= Problem to solve =
Would you please repeat the material exactly, from the first line to the last?
[Records provided — start]
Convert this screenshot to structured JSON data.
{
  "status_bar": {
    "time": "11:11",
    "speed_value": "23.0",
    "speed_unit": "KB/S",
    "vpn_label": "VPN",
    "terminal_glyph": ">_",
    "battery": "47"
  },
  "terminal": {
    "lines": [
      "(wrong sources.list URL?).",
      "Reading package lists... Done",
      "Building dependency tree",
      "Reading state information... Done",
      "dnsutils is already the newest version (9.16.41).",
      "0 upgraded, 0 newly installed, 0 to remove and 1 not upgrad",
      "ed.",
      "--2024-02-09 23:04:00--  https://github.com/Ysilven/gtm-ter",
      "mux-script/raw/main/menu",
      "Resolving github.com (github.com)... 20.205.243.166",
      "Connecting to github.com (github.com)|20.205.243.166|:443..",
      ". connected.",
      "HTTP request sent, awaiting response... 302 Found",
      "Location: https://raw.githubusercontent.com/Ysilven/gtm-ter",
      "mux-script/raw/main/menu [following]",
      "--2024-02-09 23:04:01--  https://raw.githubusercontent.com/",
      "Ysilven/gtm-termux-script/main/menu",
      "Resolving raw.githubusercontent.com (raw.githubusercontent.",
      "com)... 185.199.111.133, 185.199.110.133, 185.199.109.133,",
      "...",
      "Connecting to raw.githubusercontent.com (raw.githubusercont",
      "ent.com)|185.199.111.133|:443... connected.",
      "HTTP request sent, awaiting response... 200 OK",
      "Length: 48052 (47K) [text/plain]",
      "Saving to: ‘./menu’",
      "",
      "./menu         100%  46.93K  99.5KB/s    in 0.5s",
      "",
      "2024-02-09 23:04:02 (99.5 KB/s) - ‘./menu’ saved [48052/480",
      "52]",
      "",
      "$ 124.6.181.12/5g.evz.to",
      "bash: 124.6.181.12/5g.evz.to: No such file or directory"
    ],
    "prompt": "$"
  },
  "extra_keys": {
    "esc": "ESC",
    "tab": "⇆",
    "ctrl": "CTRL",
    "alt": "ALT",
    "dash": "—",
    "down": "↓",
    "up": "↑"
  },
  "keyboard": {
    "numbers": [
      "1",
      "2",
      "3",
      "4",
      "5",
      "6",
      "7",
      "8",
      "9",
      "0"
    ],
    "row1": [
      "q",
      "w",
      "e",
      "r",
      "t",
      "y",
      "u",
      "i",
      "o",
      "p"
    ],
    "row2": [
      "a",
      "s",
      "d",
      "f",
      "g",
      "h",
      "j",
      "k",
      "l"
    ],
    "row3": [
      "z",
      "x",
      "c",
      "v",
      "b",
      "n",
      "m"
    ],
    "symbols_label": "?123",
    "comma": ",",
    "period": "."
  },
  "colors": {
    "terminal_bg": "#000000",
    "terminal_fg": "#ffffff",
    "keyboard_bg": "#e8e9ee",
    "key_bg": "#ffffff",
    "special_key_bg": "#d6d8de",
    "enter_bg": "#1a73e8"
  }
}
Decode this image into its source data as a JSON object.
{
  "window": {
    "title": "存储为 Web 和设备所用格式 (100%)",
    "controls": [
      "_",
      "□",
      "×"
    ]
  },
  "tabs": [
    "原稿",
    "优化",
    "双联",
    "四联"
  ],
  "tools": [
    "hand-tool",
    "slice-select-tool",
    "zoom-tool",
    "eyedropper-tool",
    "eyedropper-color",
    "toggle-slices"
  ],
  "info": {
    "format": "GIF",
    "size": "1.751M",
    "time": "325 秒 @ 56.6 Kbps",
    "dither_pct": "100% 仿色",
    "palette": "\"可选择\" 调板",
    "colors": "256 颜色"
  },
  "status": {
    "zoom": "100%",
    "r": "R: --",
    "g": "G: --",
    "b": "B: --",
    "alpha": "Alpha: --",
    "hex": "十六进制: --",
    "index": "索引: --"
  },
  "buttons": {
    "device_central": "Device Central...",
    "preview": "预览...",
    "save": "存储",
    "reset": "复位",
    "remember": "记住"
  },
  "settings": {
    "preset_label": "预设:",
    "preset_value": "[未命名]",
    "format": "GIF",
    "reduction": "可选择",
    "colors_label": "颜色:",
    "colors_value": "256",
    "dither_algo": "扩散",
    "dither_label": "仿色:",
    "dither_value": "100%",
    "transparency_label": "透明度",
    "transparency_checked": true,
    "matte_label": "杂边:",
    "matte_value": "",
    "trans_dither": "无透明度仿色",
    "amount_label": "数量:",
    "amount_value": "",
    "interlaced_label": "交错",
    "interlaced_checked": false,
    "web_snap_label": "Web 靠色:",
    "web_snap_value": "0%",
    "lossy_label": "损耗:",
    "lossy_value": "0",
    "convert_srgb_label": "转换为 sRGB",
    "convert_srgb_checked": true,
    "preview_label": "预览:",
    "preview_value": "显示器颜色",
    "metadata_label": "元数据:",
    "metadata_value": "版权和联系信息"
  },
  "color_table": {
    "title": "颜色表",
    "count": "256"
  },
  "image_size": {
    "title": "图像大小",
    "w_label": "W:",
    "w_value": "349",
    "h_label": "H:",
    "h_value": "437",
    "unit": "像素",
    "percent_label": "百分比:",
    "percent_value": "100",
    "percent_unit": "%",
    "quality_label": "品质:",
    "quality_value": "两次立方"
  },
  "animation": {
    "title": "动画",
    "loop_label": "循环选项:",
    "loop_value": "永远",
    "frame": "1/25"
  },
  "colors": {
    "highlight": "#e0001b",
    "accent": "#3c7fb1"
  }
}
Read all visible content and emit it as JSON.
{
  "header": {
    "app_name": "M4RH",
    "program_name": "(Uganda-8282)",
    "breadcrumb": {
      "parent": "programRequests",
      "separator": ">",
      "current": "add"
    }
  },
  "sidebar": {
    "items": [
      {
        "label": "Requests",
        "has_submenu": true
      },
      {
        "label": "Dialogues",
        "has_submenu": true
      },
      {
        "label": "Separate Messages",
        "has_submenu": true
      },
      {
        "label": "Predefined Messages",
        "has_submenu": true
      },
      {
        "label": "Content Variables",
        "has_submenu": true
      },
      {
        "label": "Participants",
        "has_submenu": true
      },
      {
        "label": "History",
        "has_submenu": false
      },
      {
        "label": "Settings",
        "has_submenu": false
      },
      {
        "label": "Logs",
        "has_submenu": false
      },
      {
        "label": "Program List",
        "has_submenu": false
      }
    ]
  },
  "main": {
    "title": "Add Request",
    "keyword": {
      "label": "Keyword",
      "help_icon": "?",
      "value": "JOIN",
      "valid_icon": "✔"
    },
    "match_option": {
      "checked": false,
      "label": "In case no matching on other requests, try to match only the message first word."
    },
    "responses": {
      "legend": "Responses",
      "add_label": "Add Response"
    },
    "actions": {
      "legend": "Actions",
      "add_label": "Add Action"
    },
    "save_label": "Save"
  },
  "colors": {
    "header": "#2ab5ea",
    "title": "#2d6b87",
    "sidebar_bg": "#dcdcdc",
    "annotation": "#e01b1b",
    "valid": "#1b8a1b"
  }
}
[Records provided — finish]
= Your response =
Convert this screenshot to structured JSON data.
{
  "status_bar": {
    "time": "11:11",
    "speed_value": "23.0",
    "speed_unit": "KB/S",
    "vpn_label": "VPN",
    "terminal_glyph": ">_",
    "battery": "47"
  },
  "terminal": {
    "lines": [
      "(wrong sources.list URL?).",
      "Reading package lists... Done",
      "Building dependency tree",
      "Reading state information... Done",
      "dnsutils is already the newest version (9.16.41).",
      "0 upgraded, 0 newly installed, 0 to remove and 1 not upgrad",
      "ed.",
      "--2024-02-09 23:04:00--  https://github.com/Ysilven/gtm-ter",
      "mux-script/raw/main/menu",
      "Resolving github.com (github.com)... 20.205.243.166",
      "Connecting to github.com (github.com)|20.205.243.166|:443..",
      ". connected.",
      "HTTP request sent, awaiting response... 302 Found",
      "Location: https://raw.githubusercontent.com/Ysilven/gtm-ter",
      "mux-script/raw/main/menu [following]",
      "--2024-02-09 23:04:01--  https://raw.githubusercontent.com/",
      "Ysilven/gtm-termux-script/main/menu",
      "Resolving raw.githubusercontent.com (raw.githubusercontent.",
      "com)... 185.199.111.133, 185.199.110.133, 185.199.109.133,",
      "...",
      "Connecting to raw.githubusercontent.com (raw.githubusercont",
      "ent.com)|185.199.111.133|:443... connected.",
      "HTTP request sent, awaiting response... 200 OK",
      "Length: 48052 (47K) [text/plain]",
      "Saving to: ‘./menu’",
      "",
      "./menu         100%  46.93K  99.5KB/s    in 0.5s",
      "",
      "2024-02-09 23:04:02 (99.5 KB/s) - ‘./menu’ saved [48052/480",
      "52]",
      "",
      "$ 124.6.181.12/5g.evz.to",
      "bash: 124.6.181.12/5g.evz.to: No such file or directory"
    ],
    "prompt": "$"
  },
  "extra_keys": {
    "esc": "ESC",
    "tab": "⇆",
    "ctrl": "CTRL",
    "alt": "ALT",
    "dash": "—",
    "down": "↓",
    "up": "↑"
  },
  "keyboard": {
    "numbers": [
      "1",
      "2",
      "3",
      "4",
      "5",
      "6",
      "7",
      "8",
      "9",
      "0"
    ],
    "row1": [
      "q",
      "w",
      "e",
      "r",
      "t",
      "y",
      "u",
      "i",
      "o",
      "p"
    ],
    "row2": [
      "a",
      "s",
      "d",
      "f",
      "g",
      "h",
      "j",
      "k",
      "l"
    ],
    "row3": [
      "z",
      "x",
      "c",
      "v",
      "b",
      "n",
      "m"
    ],
    "symbols_label": "?123",
    "comma": ",",
    "period": "."
  },
  "colors": {
    "terminal_bg": "#000000",
    "terminal_fg": "#ffffff",
    "keyboard_bg": "#e8e9ee",
    "key_bg": "#ffffff",
    "special_key_bg": "#d6d8de",
    "enter_bg": "#1a73e8"
  }
}
Decode this image into its source data as a JSON object.
{
  "window": {
    "title": "存储为 Web 和设备所用格式 (100%)",
    "controls": [
      "_",
      "□",
      "×"
    ]
  },
  "tabs": [
    "原稿",
    "优化",
    "双联",
    "四联"
  ],
  "tools": [
    "hand-tool",
    "slice-select-tool",
    "zoom-tool",
    "eyedropper-tool",
    "eyedropper-color",
    "toggle-slices"
  ],
  "info": {
    "format": "GIF",
    "size": "1.751M",
    "time": "325 秒 @ 56.6 Kbps",
    "dither_pct": "100% 仿色",
    "palette": "\"可选择\" 调板",
    "colors": "256 颜色"
  },
  "status": {
    "zoom": "100%",
    "r": "R: --",
    "g": "G: --",
    "b": "B: --",
    "alpha": "Alpha: --",
    "hex": "十六进制: --",
    "index": "索引: --"
  },
  "buttons": {
    "device_central": "Device Central...",
    "preview": "预览...",
    "save": "存储",
    "reset": "复位",
    "remember": "记住"
  },
  "settings": {
    "preset_label": "预设:",
    "preset_value": "[未命名]",
    "format": "GIF",
    "reduction": "可选择",
    "colors_label": "颜色:",
    "colors_value": "256",
    "dither_algo": "扩散",
    "dither_label": "仿色:",
    "dither_value": "100%",
    "transparency_label": "透明度",
    "transparency_checked": true,
    "matte_label": "杂边:",
    "matte_value": "",
    "trans_dither": "无透明度仿色",
    "amount_label": "数量:",
    "amount_value": "",
    "interlaced_label": "交错",
    "interlaced_checked": false,
    "web_snap_label": "Web 靠色:",
    "web_snap_value": "0%",
    "lossy_label": "损耗:",
    "lossy_value": "0",
    "convert_srgb_label": "转换为 sRGB",
    "convert_srgb_checked": true,
    "preview_label": "预览:",
    "preview_value": "显示器颜色",
    "metadata_label": "元数据:",
    "metadata_value": "版权和联系信息"
  },
  "color_table": {
    "title": "颜色表",
    "count": "256"
  },
  "image_size": {
    "title": "图像大小",
    "w_label": "W:",
    "w_value": "349",
    "h_label": "H:",
    "h_value": "437",
    "unit": "像素",
    "percent_label": "百分比:",
    "percent_value": "100",
    "percent_unit": "%",
    "quality_label": "品质:",
    "quality_value": "两次立方"
  },
  "animation": {
    "title": "动画",
    "loop_label": "循环选项:",
    "loop_value": "永远",
    "frame": "1/25"
  },
  "colors": {
    "highlight": "#e0001b",
    "accent": "#3c7fb1"
  }
}
Read all visible content and emit it as JSON.
{
  "header": {
    "app_name": "M4RH",
    "program_name": "(Uganda-8282)",
    "breadcrumb": {
      "parent": "programRequests",
      "separator": ">",
      "current": "add"
    }
  },
  "sidebar": {
    "items": [
      {
        "label": "Requests",
        "has_submenu": true
      },
      {
        "label": "Dialogues",
        "has_submenu": true
      },
      {
        "label": "Separate Messages",
        "has_submenu": true
      },
      {
        "label": "Predefined Messages",
        "has_submenu": true
      },
      {
        "label": "Content Variables",
        "has_submenu": true
      },
      {
        "label": "Participants",
        "has_submenu": true
      },
      {
        "label": "History",
        "has_submenu": false
      },
      {
        "label": "Settings",
        "has_submenu": false
      },
      {
        "label": "Logs",
        "has_submenu": false
      },
      {
        "label": "Program List",
        "has_submenu": false
      }
    ]
  },
  "main": {
    "title": "Add Request",
    "keyword": {
      "label": "Keyword",
      "help_icon": "?",
      "value": "JOIN",
      "valid_icon": "✔"
    },
    "match_option": {
      "checked": false,
      "label": "In case no matching on other requests, try to match only the message first word."
    },
    "responses": {
      "legend": "Responses",
      "add_label": "Add Response"
    },
    "actions": {
      "legend": "Actions",
      "add_label": "Add Action"
    },
    "save_label": "Save"
  },
  "colors": {
    "header": "#2ab5ea",
    "title": "#2d6b87",
    "sidebar_bg": "#dcdcdc",
    "annotation": "#e01b1b",
    "valid": "#1b8a1b"
  }
}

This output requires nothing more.